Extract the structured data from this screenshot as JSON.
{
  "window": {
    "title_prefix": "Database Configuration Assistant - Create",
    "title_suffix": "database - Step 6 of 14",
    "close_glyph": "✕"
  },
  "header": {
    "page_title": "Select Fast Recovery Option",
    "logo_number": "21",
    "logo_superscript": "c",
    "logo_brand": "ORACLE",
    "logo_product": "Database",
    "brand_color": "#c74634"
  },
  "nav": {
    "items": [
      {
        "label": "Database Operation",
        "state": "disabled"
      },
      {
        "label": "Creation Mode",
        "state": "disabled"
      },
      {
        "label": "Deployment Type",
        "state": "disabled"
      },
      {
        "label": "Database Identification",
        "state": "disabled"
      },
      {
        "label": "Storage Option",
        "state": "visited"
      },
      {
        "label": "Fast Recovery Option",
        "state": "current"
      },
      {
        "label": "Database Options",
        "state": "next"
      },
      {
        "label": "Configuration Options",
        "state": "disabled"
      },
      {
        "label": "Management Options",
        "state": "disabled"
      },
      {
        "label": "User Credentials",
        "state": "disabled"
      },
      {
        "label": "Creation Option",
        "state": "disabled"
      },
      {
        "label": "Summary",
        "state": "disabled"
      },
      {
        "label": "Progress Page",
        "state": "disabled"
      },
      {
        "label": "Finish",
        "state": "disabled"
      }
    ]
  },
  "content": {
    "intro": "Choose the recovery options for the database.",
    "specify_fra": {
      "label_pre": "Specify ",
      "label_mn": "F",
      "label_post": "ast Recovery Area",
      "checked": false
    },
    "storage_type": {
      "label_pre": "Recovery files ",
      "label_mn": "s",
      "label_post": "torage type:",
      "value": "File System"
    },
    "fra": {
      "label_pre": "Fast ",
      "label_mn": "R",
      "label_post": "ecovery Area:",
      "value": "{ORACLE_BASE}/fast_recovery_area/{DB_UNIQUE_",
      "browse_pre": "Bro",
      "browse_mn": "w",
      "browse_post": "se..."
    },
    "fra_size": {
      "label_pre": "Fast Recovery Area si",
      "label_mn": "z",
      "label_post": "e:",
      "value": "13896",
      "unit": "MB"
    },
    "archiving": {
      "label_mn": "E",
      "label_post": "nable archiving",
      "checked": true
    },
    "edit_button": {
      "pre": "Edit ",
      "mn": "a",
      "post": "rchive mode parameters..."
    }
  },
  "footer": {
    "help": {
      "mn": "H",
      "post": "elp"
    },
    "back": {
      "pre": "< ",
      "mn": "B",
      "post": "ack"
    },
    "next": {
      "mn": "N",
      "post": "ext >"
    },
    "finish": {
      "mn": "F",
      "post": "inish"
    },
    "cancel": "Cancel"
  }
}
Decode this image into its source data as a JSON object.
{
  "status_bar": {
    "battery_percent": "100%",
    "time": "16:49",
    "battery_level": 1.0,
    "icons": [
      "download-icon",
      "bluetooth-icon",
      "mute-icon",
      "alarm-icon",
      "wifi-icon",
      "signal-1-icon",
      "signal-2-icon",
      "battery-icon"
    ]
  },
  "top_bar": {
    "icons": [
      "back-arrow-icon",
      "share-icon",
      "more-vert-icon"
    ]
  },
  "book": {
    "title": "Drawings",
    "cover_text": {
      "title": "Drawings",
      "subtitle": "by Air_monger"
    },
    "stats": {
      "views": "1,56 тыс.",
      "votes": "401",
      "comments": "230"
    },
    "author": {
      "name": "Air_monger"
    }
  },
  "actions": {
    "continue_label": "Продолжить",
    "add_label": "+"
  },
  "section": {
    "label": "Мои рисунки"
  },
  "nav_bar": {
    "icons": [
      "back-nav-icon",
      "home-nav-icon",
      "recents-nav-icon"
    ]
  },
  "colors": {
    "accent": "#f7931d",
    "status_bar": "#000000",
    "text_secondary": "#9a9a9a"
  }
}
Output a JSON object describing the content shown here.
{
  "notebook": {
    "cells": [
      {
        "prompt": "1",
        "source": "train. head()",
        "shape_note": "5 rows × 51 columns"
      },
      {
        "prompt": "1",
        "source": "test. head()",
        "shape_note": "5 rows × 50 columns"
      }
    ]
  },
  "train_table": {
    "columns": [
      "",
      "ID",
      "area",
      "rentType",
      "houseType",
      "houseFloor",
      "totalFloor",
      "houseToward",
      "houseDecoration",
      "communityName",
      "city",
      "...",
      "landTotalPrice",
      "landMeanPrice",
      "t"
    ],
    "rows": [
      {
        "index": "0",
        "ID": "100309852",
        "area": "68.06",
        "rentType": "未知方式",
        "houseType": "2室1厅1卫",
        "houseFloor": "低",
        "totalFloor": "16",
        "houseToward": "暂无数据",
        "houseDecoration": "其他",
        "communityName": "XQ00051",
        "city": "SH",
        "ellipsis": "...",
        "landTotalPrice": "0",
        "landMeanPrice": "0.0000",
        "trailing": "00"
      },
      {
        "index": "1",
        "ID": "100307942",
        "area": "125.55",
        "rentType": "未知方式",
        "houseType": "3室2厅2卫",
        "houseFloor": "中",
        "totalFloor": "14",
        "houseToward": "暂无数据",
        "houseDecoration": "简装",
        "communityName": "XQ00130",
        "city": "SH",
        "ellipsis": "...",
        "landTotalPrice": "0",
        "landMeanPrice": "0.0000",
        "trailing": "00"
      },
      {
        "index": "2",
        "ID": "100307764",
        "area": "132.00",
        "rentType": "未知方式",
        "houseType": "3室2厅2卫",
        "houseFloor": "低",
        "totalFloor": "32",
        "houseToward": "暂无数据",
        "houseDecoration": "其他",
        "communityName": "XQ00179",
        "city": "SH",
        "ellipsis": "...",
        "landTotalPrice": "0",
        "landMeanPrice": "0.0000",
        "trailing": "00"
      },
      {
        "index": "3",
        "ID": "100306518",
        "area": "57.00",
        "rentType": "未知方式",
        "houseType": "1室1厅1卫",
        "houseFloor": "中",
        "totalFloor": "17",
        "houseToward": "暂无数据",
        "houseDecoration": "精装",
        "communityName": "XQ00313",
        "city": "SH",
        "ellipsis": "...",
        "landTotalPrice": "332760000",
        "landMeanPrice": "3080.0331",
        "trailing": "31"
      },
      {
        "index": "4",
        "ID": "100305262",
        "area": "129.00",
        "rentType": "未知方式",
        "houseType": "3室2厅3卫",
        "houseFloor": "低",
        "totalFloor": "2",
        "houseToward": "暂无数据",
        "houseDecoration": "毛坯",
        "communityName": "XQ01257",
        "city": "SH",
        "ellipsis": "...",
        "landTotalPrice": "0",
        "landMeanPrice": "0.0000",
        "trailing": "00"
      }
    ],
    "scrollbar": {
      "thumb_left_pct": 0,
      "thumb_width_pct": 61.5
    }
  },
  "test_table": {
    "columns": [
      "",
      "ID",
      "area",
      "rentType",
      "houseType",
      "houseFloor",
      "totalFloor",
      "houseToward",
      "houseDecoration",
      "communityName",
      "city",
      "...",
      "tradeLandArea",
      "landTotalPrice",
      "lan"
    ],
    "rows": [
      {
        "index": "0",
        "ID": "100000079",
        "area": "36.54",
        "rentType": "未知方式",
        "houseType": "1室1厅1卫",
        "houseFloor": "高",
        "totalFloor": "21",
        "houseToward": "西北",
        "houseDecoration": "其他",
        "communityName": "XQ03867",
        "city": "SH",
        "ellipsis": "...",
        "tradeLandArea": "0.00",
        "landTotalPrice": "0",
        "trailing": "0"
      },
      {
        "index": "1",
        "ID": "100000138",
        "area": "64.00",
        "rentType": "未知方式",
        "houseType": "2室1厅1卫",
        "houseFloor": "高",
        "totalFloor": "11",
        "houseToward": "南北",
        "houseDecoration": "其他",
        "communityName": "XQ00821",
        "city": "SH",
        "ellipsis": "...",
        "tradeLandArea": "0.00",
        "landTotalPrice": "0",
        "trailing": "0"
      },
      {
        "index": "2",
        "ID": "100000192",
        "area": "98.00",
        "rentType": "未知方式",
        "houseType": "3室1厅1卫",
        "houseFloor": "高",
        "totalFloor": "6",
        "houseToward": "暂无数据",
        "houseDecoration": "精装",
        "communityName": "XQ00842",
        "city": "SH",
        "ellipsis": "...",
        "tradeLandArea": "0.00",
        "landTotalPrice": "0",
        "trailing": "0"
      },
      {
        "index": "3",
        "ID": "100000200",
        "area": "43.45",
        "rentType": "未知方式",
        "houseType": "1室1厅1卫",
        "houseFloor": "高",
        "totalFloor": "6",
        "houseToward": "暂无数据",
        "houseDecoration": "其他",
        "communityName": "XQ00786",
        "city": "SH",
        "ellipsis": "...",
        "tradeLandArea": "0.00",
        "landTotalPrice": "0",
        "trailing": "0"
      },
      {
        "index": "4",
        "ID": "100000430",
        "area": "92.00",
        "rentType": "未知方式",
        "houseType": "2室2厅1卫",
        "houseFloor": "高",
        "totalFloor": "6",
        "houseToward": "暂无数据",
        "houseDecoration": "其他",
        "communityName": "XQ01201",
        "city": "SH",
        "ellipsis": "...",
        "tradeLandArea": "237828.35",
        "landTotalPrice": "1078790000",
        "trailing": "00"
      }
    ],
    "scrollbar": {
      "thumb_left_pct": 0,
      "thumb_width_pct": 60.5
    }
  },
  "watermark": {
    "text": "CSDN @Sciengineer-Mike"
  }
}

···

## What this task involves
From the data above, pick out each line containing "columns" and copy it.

## Solution below
        "shape_note": "5 rows × 51 columns"
        "shape_note": "5 rows × 50 columns"
    "columns": [
    "columns": [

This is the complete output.